Our Koji Egg Cream with Fredericksburg Peaches delicately balances the complexity of rice koji and the beauty of Swiss meringue, leaving you with the perfect light and flavorful bite. A lovely way to end a summer meal.⁠

Umeboshi is a Japanese preservation technique traditionally done with green plums, shiso leaves, and salt. We use the boshi method to preserve the short fruit seasons that we have here in Texas. From blueberries to last of the season pears, boshi imparts umami, acid and texture across our menu.

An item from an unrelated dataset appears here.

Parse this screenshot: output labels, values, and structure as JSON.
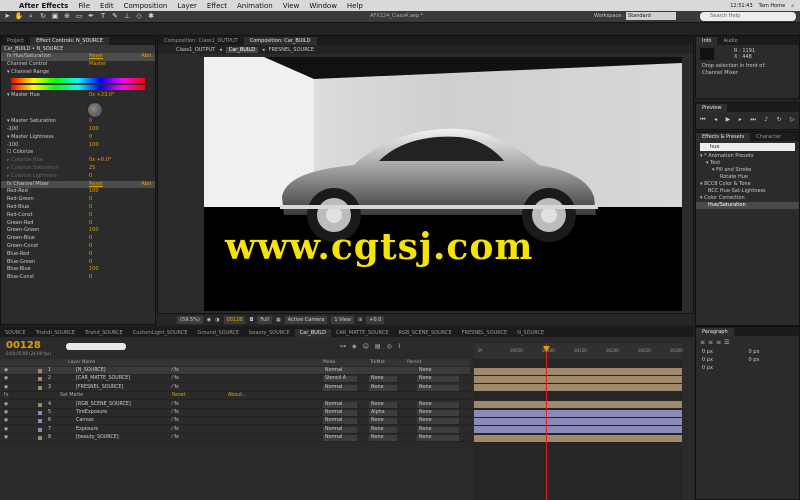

BITTER. Why is it so compelling? Why is it so divisive? If you've spent enough time at Emmer & Rye you've surely heard Lynne Rosetto Kasper wax on about taste receptors, but for those who haven't...⁠ .⁠ We have 25 genes that code for bitter receptors on our taste buds, whereas for sweetness we only have 2. Sweet is simple: if it's sweet, we know it has calories, and evolutionarily, that's helpful for us. Bitterness, on the other hand, often indicates toxicity. It's a flavor we must learn to like, as it contradicts our most primitive survival instincts.⁠ .⁠ Digestive bitters have been used for centuries to prepare for dinner (aperitif) or recover from dinner (digestif). These bitter herbs stimulate receptors on the tongue, stomach, gallbladder and pancreas, encouraging digestive juices to breakdown food and absorb nutrients. This improves digestion, aids mineral and vitamin absorption, reduces gas, bloating, heartburn and inflammation, regulates blood sugar, and promotes detoxification.⁠ .⁠ What's your favorite form of bitter? Vermouth? Amari? Coffee? Hops? We're currently crushing on bartender Jenn's magical concoction - The Season of The Witch: Hayman's Old Tom Gin, Jenn's Housemade Tonic & Carpano Antica. It's refreshing, full of deliciously beneficial bittering agents, and a great aperitif to prime you for dinner. Cheers!

We almost always use Sungold Tomatoes fresh because they're so delicious on their own. Brushing them with a little egg white amino (a savory amino sauce made from egg white waste) brings out their natural umami and enhances their beautiful texture.⁠